Segment Open
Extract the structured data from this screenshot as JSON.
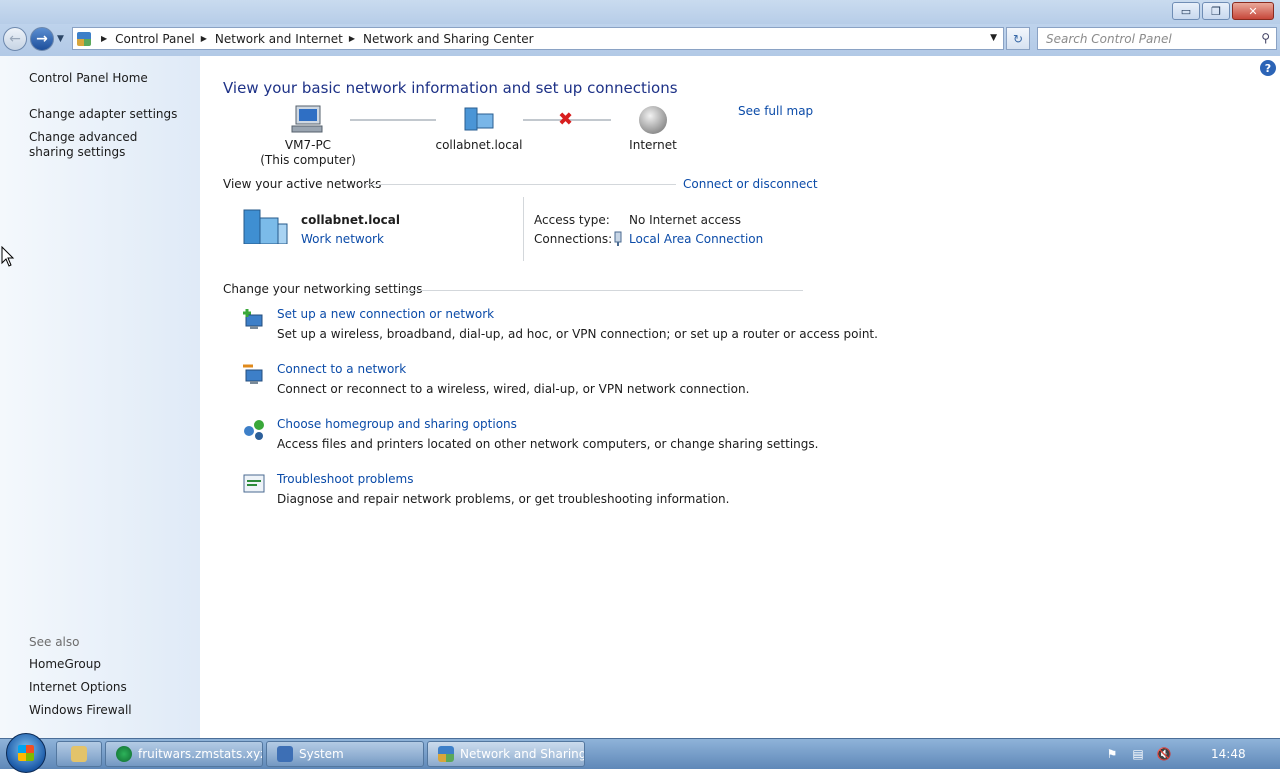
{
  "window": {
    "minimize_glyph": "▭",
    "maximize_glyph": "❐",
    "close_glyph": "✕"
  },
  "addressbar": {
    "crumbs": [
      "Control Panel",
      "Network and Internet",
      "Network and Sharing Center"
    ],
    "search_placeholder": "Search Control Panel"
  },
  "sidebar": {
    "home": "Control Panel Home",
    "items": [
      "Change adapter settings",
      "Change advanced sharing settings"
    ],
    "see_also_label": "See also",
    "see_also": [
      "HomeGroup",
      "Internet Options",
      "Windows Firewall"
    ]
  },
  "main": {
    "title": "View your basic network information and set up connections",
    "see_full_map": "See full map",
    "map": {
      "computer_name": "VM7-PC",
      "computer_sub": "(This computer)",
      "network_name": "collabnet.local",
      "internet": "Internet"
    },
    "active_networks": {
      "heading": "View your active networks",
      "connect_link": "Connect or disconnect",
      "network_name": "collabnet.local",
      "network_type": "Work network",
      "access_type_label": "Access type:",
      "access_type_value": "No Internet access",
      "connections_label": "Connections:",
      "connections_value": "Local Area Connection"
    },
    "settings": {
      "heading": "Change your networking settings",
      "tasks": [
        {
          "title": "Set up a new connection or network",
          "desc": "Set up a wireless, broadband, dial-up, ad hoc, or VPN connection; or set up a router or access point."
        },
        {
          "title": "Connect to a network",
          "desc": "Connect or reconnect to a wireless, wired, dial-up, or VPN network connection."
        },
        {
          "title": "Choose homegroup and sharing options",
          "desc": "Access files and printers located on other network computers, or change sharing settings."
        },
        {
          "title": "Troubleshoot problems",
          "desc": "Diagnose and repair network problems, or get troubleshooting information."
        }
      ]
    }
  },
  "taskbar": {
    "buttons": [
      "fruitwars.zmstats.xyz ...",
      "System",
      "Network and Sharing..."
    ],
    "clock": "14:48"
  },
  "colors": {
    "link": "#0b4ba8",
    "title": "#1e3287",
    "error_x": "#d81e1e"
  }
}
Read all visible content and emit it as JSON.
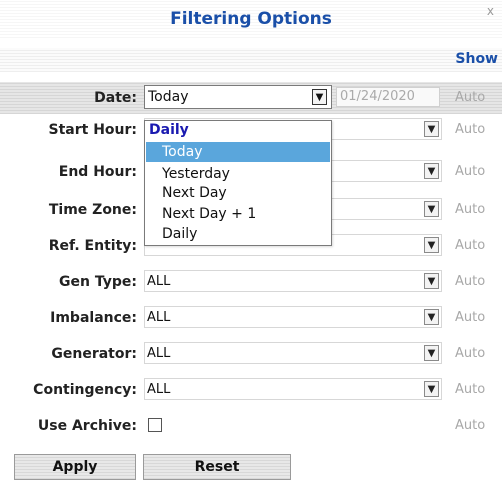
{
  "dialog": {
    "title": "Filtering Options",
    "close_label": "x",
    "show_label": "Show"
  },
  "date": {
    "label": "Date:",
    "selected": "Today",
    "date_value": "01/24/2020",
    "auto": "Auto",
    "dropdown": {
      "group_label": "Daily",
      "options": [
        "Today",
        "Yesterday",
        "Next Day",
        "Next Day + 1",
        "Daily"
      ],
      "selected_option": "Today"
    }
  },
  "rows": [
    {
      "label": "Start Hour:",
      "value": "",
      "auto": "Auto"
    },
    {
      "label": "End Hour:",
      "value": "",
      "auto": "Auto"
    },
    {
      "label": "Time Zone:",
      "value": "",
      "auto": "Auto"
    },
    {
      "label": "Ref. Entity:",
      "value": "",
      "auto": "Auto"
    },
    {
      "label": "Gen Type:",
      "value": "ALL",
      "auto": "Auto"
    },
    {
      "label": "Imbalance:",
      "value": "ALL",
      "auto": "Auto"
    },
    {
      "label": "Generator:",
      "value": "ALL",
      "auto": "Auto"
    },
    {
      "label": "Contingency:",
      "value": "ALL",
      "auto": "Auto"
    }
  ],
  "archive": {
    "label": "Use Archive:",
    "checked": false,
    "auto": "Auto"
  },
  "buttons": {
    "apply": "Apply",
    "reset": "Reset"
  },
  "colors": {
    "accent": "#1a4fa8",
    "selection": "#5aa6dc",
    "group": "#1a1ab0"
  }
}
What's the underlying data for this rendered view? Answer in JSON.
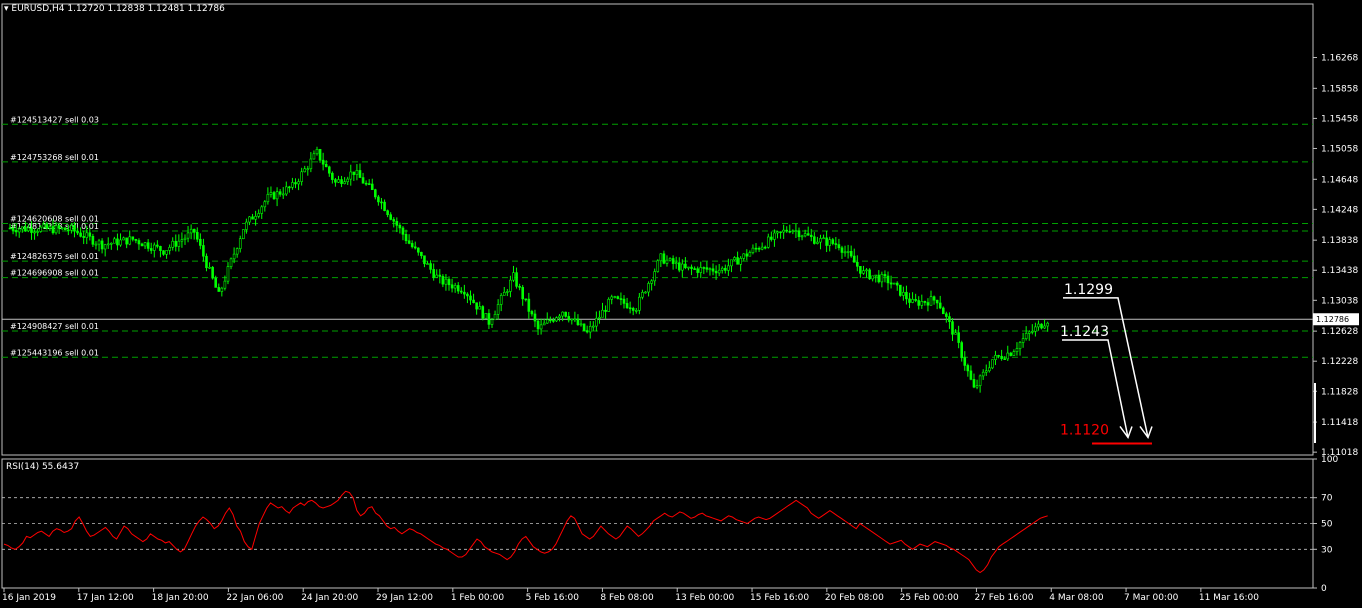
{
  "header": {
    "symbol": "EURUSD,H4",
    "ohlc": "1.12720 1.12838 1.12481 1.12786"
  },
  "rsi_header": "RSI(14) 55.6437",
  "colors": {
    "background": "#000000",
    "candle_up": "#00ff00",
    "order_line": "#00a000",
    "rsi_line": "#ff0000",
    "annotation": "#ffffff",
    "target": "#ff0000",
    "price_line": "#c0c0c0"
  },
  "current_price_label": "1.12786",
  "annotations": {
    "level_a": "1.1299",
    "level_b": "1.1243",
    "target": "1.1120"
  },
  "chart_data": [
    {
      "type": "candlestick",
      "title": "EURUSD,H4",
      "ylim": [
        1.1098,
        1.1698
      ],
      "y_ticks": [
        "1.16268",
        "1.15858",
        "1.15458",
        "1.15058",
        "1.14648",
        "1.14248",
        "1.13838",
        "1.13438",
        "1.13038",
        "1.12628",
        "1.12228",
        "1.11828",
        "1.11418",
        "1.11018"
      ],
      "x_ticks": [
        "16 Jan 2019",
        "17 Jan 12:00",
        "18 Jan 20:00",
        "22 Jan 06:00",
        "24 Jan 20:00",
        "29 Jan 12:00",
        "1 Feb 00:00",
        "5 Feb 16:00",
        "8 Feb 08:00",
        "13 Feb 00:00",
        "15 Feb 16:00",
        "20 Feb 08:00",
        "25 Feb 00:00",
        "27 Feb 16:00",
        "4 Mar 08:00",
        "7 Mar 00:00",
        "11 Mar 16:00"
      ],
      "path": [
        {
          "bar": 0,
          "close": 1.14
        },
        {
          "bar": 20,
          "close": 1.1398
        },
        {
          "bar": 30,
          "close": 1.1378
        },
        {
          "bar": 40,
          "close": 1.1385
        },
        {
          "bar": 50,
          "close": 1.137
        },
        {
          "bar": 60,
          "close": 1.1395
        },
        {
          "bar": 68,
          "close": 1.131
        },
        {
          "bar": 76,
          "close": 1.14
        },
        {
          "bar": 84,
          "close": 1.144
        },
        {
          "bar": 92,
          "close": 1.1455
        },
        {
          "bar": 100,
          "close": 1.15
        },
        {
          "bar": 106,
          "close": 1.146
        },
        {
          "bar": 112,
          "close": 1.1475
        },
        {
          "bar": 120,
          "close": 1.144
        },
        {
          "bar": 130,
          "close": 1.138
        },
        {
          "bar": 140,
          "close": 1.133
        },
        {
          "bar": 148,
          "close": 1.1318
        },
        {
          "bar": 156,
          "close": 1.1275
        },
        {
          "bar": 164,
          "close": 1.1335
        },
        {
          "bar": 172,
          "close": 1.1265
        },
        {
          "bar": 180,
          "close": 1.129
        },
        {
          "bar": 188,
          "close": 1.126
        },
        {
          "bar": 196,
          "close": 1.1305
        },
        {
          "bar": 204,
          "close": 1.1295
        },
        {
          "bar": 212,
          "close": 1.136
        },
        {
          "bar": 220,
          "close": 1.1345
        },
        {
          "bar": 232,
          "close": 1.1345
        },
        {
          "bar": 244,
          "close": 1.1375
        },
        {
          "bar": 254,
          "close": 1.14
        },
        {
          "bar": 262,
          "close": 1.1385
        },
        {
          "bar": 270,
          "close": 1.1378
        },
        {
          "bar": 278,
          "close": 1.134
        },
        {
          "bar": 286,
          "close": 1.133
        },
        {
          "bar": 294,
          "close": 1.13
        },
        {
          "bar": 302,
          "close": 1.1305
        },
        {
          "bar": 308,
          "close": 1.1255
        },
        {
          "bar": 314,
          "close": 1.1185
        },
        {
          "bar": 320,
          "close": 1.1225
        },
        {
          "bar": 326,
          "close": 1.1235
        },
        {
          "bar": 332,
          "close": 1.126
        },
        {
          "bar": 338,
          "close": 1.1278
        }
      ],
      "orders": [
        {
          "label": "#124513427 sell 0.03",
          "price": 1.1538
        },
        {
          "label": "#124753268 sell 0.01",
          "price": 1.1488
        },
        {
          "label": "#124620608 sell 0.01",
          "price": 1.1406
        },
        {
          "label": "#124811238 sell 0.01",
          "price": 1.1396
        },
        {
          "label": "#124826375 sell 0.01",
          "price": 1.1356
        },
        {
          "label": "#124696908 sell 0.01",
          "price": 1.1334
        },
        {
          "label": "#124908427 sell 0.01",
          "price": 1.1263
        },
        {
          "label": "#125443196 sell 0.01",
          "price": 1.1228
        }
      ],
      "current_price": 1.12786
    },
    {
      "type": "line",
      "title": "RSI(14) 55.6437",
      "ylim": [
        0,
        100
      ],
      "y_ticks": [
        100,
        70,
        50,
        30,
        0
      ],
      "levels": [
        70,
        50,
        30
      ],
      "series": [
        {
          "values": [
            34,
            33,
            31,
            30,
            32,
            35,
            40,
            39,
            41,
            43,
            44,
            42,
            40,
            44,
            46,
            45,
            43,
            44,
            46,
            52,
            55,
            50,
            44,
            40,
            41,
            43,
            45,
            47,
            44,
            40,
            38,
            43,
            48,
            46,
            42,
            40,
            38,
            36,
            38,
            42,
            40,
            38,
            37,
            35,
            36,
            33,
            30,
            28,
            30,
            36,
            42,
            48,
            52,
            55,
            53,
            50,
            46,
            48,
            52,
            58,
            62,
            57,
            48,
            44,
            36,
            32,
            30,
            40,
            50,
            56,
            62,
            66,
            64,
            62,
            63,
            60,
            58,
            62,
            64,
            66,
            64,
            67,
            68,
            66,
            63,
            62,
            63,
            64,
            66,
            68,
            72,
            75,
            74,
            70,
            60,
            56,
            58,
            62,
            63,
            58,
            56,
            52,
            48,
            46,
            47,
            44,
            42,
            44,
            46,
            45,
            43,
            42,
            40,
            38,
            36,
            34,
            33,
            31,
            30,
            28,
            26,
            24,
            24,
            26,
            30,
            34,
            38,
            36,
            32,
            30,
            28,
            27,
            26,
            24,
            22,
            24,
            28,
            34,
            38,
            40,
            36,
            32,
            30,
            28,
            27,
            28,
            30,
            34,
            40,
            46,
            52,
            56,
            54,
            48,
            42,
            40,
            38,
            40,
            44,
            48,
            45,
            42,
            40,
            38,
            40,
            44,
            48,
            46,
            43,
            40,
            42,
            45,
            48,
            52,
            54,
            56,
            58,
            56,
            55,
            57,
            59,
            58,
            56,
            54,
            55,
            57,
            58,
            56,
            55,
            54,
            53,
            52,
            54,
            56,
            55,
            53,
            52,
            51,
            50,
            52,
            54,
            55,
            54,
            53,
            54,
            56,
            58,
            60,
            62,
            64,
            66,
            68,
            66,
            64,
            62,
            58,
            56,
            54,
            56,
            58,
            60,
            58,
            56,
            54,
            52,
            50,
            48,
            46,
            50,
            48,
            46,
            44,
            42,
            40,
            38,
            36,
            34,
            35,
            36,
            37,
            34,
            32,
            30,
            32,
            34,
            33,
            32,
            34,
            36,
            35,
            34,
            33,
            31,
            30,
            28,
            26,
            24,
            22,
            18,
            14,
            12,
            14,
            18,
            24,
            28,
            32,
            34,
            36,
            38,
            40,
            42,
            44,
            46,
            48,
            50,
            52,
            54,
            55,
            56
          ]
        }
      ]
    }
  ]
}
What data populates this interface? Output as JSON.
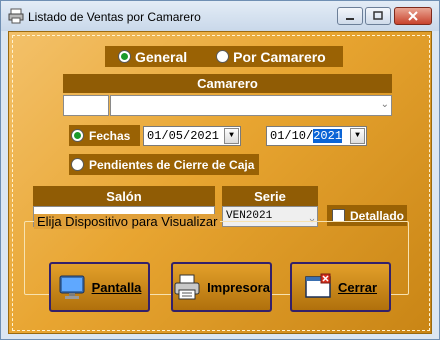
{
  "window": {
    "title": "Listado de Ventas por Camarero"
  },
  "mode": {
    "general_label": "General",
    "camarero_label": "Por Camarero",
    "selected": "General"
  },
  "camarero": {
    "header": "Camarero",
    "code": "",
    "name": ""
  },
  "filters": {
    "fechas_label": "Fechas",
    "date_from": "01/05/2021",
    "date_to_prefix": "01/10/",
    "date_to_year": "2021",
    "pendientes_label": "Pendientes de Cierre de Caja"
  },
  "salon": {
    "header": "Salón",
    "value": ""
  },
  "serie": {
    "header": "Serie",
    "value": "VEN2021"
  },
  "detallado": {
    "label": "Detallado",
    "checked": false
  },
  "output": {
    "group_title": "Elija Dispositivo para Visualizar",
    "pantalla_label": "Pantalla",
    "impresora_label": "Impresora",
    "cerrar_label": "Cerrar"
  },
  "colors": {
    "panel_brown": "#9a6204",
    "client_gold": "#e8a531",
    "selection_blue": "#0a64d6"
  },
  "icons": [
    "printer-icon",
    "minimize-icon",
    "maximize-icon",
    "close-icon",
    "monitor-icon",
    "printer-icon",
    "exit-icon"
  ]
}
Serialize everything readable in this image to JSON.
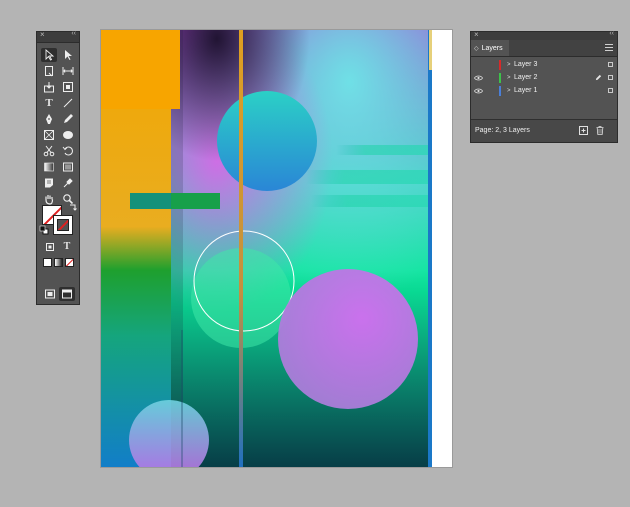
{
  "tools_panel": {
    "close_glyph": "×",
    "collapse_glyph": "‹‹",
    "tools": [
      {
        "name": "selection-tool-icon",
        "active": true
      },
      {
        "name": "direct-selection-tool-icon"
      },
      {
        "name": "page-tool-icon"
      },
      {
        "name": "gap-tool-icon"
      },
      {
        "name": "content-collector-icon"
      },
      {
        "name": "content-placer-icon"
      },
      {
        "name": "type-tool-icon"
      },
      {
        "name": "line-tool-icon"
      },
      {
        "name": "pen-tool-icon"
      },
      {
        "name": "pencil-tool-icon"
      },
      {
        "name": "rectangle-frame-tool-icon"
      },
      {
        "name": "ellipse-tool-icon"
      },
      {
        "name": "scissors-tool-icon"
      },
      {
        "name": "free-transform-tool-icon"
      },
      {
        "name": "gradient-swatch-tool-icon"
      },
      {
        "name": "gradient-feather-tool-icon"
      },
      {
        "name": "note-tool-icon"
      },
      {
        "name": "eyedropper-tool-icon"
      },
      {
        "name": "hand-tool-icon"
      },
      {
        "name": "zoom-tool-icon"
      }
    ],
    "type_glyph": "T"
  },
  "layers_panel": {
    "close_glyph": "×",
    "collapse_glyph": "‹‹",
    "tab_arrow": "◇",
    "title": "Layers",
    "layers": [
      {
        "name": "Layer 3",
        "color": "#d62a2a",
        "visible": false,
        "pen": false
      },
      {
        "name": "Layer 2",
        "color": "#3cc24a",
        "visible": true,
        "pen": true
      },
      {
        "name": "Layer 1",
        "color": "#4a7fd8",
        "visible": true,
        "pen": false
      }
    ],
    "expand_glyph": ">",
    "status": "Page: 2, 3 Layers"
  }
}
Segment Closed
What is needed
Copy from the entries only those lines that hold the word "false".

Answer below
    "checked": false,
    "checked": false
        "visible": false,
        "pen": false
        "pen": false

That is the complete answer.